DATA PROVIDED -

┌──

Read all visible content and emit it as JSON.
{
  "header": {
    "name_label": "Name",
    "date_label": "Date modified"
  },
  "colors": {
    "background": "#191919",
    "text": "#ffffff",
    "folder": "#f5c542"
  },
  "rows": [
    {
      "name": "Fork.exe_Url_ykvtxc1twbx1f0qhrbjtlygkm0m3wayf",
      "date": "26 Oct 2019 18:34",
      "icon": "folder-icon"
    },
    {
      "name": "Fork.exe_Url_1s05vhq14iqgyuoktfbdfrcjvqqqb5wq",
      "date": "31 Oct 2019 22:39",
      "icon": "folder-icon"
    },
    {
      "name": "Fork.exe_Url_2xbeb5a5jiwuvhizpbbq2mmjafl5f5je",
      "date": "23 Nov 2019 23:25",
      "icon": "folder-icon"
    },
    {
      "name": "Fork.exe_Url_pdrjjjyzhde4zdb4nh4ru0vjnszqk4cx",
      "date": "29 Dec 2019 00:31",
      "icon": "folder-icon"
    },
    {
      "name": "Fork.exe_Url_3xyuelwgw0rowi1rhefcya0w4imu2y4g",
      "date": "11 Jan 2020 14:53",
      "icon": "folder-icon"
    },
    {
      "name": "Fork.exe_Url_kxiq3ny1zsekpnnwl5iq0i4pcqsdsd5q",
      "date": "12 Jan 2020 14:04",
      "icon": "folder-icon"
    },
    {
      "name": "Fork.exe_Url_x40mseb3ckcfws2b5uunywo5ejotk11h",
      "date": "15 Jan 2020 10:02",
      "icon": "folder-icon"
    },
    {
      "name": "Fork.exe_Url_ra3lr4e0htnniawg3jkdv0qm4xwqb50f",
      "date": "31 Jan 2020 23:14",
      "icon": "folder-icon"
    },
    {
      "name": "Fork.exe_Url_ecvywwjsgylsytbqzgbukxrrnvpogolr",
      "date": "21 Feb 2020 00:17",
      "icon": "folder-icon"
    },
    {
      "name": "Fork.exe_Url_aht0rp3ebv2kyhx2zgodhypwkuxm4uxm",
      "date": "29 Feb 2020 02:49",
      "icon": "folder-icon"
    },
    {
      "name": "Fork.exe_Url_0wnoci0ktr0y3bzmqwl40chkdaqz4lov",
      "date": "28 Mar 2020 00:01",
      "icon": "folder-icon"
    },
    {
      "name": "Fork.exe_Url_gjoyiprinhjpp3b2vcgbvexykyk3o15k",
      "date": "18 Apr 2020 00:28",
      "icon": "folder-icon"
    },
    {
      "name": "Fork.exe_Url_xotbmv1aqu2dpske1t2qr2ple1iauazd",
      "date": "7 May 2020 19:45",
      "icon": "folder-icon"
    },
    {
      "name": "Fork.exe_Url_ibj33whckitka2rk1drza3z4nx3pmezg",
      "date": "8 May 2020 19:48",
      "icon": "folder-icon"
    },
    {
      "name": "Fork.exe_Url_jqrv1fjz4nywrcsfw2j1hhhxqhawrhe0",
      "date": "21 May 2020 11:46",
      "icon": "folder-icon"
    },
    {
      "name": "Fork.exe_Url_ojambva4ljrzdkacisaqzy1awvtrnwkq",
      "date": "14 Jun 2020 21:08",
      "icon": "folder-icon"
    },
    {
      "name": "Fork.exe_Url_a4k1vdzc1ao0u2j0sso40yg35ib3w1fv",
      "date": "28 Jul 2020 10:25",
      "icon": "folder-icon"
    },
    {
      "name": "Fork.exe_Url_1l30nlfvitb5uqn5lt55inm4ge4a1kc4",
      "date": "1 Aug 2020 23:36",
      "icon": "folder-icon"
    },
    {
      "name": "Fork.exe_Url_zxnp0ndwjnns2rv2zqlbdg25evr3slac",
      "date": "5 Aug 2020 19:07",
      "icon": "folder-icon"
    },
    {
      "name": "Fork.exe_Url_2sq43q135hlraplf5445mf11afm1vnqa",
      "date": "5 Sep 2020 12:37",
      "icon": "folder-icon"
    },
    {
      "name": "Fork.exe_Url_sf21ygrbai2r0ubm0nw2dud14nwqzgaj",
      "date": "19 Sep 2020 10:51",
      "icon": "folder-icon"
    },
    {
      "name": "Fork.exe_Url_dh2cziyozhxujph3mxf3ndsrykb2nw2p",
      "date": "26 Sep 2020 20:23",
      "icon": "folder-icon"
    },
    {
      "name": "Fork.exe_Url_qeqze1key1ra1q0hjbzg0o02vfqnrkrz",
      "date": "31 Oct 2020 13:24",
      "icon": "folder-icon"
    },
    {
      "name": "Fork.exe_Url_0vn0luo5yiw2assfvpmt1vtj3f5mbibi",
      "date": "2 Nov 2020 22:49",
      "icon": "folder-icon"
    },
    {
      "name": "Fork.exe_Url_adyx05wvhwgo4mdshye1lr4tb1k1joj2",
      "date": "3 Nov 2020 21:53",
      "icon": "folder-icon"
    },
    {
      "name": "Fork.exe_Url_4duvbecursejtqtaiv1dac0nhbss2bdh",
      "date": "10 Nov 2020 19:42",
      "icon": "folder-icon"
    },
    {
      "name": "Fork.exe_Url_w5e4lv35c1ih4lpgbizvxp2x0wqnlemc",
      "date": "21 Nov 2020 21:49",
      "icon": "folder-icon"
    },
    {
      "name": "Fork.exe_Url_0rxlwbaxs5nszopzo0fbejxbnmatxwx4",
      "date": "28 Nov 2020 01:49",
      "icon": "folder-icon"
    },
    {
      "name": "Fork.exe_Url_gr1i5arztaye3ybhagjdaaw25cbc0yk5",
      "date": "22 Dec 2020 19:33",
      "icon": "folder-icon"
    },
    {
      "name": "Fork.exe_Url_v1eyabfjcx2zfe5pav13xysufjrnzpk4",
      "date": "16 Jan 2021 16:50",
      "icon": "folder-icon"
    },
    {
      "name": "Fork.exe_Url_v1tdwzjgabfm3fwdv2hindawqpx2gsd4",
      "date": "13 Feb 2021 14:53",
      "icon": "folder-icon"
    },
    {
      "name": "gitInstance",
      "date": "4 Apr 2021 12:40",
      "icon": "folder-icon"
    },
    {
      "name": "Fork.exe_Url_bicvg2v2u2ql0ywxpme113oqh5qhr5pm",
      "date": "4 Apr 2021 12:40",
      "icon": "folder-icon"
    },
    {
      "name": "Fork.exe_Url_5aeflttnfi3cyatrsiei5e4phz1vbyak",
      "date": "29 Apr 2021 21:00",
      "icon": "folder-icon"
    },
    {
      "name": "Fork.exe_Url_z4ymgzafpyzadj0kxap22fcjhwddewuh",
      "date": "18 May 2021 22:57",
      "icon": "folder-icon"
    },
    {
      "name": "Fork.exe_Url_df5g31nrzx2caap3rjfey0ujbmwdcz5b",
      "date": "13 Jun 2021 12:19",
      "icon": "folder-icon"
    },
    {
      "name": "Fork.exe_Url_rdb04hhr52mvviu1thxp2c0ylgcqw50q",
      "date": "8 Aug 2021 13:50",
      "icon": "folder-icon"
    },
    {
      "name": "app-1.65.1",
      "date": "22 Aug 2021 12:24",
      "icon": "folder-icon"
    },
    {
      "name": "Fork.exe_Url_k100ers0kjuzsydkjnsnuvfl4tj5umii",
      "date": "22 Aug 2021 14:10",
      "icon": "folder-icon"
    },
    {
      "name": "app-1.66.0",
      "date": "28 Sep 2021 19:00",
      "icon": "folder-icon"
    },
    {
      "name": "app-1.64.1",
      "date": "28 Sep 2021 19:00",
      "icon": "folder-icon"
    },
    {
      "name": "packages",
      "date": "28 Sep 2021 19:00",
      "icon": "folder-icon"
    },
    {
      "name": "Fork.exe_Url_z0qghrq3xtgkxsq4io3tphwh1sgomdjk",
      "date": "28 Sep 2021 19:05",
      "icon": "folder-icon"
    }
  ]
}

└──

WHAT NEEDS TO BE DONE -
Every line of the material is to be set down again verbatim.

RESPONSE TO THIS EXERCISE -
Read all visible content and emit it as JSON.
{
  "header": {
    "name_label": "Name",
    "date_label": "Date modified"
  },
  "colors": {
    "background": "#191919",
    "text": "#ffffff",
    "folder": "#f5c542"
  },
  "rows": [
    {
      "name": "Fork.exe_Url_ykvtxc1twbx1f0qhrbjtlygkm0m3wayf",
      "date": "26 Oct 2019 18:34",
      "icon": "folder-icon"
    },
    {
      "name": "Fork.exe_Url_1s05vhq14iqgyuoktfbdfrcjvqqqb5wq",
      "date": "31 Oct 2019 22:39",
      "icon": "folder-icon"
    },
    {
      "name": "Fork.exe_Url_2xbeb5a5jiwuvhizpbbq2mmjafl5f5je",
      "date": "23 Nov 2019 23:25",
      "icon": "folder-icon"
    },
    {
      "name": "Fork.exe_Url_pdrjjjyzhde4zdb4nh4ru0vjnszqk4cx",
      "date": "29 Dec 2019 00:31",
      "icon": "folder-icon"
    },
    {
      "name": "Fork.exe_Url_3xyuelwgw0rowi1rhefcya0w4imu2y4g",
      "date": "11 Jan 2020 14:53",
      "icon": "folder-icon"
    },
    {
      "name": "Fork.exe_Url_kxiq3ny1zsekpnnwl5iq0i4pcqsdsd5q",
      "date": "12 Jan 2020 14:04",
      "icon": "folder-icon"
    },
    {
      "name": "Fork.exe_Url_x40mseb3ckcfws2b5uunywo5ejotk11h",
      "date": "15 Jan 2020 10:02",
      "icon": "folder-icon"
    },
    {
      "name": "Fork.exe_Url_ra3lr4e0htnniawg3jkdv0qm4xwqb50f",
      "date": "31 Jan 2020 23:14",
      "icon": "folder-icon"
    },
    {
      "name": "Fork.exe_Url_ecvywwjsgylsytbqzgbukxrrnvpogolr",
      "date": "21 Feb 2020 00:17",
      "icon": "folder-icon"
    },
    {
      "name": "Fork.exe_Url_aht0rp3ebv2kyhx2zgodhypwkuxm4uxm",
      "date": "29 Feb 2020 02:49",
      "icon": "folder-icon"
    },
    {
      "name": "Fork.exe_Url_0wnoci0ktr0y3bzmqwl40chkdaqz4lov",
      "date": "28 Mar 2020 00:01",
      "icon": "folder-icon"
    },
    {
      "name": "Fork.exe_Url_gjoyiprinhjpp3b2vcgbvexykyk3o15k",
      "date": "18 Apr 2020 00:28",
      "icon": "folder-icon"
    },
    {
      "name": "Fork.exe_Url_xotbmv1aqu2dpske1t2qr2ple1iauazd",
      "date": "7 May 2020 19:45",
      "icon": "folder-icon"
    },
    {
      "name": "Fork.exe_Url_ibj33whckitka2rk1drza3z4nx3pmezg",
      "date": "8 May 2020 19:48",
      "icon": "folder-icon"
    },
    {
      "name": "Fork.exe_Url_jqrv1fjz4nywrcsfw2j1hhhxqhawrhe0",
      "date": "21 May 2020 11:46",
      "icon": "folder-icon"
    },
    {
      "name": "Fork.exe_Url_ojambva4ljrzdkacisaqzy1awvtrnwkq",
      "date": "14 Jun 2020 21:08",
      "icon": "folder-icon"
    },
    {
      "name": "Fork.exe_Url_a4k1vdzc1ao0u2j0sso40yg35ib3w1fv",
      "date": "28 Jul 2020 10:25",
      "icon": "folder-icon"
    },
    {
      "name": "Fork.exe_Url_1l30nlfvitb5uqn5lt55inm4ge4a1kc4",
      "date": "1 Aug 2020 23:36",
      "icon": "folder-icon"
    },
    {
      "name": "Fork.exe_Url_zxnp0ndwjnns2rv2zqlbdg25evr3slac",
      "date": "5 Aug 2020 19:07",
      "icon": "folder-icon"
    },
    {
      "name": "Fork.exe_Url_2sq43q135hlraplf5445mf11afm1vnqa",
      "date": "5 Sep 2020 12:37",
      "icon": "folder-icon"
    },
    {
      "name": "Fork.exe_Url_sf21ygrbai2r0ubm0nw2dud14nwqzgaj",
      "date": "19 Sep 2020 10:51",
      "icon": "folder-icon"
    },
    {
      "name": "Fork.exe_Url_dh2cziyozhxujph3mxf3ndsrykb2nw2p",
      "date": "26 Sep 2020 20:23",
      "icon": "folder-icon"
    },
    {
      "name": "Fork.exe_Url_qeqze1key1ra1q0hjbzg0o02vfqnrkrz",
      "date": "31 Oct 2020 13:24",
      "icon": "folder-icon"
    },
    {
      "name": "Fork.exe_Url_0vn0luo5yiw2assfvpmt1vtj3f5mbibi",
      "date": "2 Nov 2020 22:49",
      "icon": "folder-icon"
    },
    {
      "name": "Fork.exe_Url_adyx05wvhwgo4mdshye1lr4tb1k1joj2",
      "date": "3 Nov 2020 21:53",
      "icon": "folder-icon"
    },
    {
      "name": "Fork.exe_Url_4duvbecursejtqtaiv1dac0nhbss2bdh",
      "date": "10 Nov 2020 19:42",
      "icon": "folder-icon"
    },
    {
      "name": "Fork.exe_Url_w5e4lv35c1ih4lpgbizvxp2x0wqnlemc",
      "date": "21 Nov 2020 21:49",
      "icon": "folder-icon"
    },
    {
      "name": "Fork.exe_Url_0rxlwbaxs5nszopzo0fbejxbnmatxwx4",
      "date": "28 Nov 2020 01:49",
      "icon": "folder-icon"
    },
    {
      "name": "Fork.exe_Url_gr1i5arztaye3ybhagjdaaw25cbc0yk5",
      "date": "22 Dec 2020 19:33",
      "icon": "folder-icon"
    },
    {
      "name": "Fork.exe_Url_v1eyabfjcx2zfe5pav13xysufjrnzpk4",
      "date": "16 Jan 2021 16:50",
      "icon": "folder-icon"
    },
    {
      "name": "Fork.exe_Url_v1tdwzjgabfm3fwdv2hindawqpx2gsd4",
      "date": "13 Feb 2021 14:53",
      "icon": "folder-icon"
    },
    {
      "name": "gitInstance",
      "date": "4 Apr 2021 12:40",
      "icon": "folder-icon"
    },
    {
      "name": "Fork.exe_Url_bicvg2v2u2ql0ywxpme113oqh5qhr5pm",
      "date": "4 Apr 2021 12:40",
      "icon": "folder-icon"
    },
    {
      "name": "Fork.exe_Url_5aeflttnfi3cyatrsiei5e4phz1vbyak",
      "date": "29 Apr 2021 21:00",
      "icon": "folder-icon"
    },
    {
      "name": "Fork.exe_Url_z4ymgzafpyzadj0kxap22fcjhwddewuh",
      "date": "18 May 2021 22:57",
      "icon": "folder-icon"
    },
    {
      "name": "Fork.exe_Url_df5g31nrzx2caap3rjfey0ujbmwdcz5b",
      "date": "13 Jun 2021 12:19",
      "icon": "folder-icon"
    },
    {
      "name": "Fork.exe_Url_rdb04hhr52mvviu1thxp2c0ylgcqw50q",
      "date": "8 Aug 2021 13:50",
      "icon": "folder-icon"
    },
    {
      "name": "app-1.65.1",
      "date": "22 Aug 2021 12:24",
      "icon": "folder-icon"
    },
    {
      "name": "Fork.exe_Url_k100ers0kjuzsydkjnsnuvfl4tj5umii",
      "date": "22 Aug 2021 14:10",
      "icon": "folder-icon"
    },
    {
      "name": "app-1.66.0",
      "date": "28 Sep 2021 19:00",
      "icon": "folder-icon"
    },
    {
      "name": "app-1.64.1",
      "date": "28 Sep 2021 19:00",
      "icon": "folder-icon"
    },
    {
      "name": "packages",
      "date": "28 Sep 2021 19:00",
      "icon": "folder-icon"
    },
    {
      "name": "Fork.exe_Url_z0qghrq3xtgkxsq4io3tphwh1sgomdjk",
      "date": "28 Sep 2021 19:05",
      "icon": "folder-icon"
    }
  ]
}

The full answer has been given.